START AVAILABLE DATA

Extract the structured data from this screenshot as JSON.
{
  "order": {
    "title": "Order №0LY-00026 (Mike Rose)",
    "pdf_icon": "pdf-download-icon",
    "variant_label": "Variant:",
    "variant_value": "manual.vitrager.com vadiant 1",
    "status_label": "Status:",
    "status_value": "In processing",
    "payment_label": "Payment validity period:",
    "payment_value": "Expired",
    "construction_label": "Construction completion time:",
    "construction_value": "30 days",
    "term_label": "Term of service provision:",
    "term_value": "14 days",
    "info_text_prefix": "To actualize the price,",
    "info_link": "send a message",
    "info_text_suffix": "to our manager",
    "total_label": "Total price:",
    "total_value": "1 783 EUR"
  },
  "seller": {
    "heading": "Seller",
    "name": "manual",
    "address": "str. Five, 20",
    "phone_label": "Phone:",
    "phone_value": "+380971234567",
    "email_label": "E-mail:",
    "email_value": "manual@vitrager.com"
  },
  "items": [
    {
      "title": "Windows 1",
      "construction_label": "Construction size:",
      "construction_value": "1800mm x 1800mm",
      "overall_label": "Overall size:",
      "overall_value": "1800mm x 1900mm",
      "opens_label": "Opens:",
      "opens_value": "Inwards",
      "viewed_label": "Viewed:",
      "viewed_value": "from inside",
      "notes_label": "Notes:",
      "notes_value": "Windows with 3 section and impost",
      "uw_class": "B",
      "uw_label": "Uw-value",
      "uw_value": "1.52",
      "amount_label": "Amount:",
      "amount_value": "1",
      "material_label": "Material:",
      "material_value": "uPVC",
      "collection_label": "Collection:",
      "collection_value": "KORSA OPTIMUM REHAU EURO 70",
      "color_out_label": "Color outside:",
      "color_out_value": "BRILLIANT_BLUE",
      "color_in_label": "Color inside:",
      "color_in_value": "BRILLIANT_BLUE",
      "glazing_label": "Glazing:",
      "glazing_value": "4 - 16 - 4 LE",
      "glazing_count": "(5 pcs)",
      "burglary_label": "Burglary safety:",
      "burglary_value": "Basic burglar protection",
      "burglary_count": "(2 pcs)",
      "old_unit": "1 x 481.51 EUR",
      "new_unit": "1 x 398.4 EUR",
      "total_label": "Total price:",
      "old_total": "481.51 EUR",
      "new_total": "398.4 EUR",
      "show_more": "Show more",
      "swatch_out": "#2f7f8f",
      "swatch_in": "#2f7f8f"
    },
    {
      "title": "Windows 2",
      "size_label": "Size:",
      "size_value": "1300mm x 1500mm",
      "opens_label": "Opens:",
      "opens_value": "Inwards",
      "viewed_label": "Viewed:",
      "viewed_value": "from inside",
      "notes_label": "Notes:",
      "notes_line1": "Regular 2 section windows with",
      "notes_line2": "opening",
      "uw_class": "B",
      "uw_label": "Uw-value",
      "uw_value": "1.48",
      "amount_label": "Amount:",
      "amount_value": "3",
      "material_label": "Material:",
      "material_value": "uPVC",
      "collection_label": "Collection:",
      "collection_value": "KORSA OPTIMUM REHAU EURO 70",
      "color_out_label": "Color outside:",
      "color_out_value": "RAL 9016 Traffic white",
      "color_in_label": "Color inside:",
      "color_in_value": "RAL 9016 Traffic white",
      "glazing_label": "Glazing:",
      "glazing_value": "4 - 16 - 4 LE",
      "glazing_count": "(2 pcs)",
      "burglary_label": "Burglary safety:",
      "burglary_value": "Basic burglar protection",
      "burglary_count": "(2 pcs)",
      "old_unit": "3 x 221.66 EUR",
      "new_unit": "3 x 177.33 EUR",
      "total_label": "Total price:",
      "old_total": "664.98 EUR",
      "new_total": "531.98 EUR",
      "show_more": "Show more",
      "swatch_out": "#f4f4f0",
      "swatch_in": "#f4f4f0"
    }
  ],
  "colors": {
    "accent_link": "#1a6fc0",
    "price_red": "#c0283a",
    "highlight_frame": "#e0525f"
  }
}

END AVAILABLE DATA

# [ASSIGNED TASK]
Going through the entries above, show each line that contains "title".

# [TASK RESPONSE]
    "title": "Order №0LY-00026 (Mike Rose)",
      "title": "Windows 1",
      "title": "Windows 2",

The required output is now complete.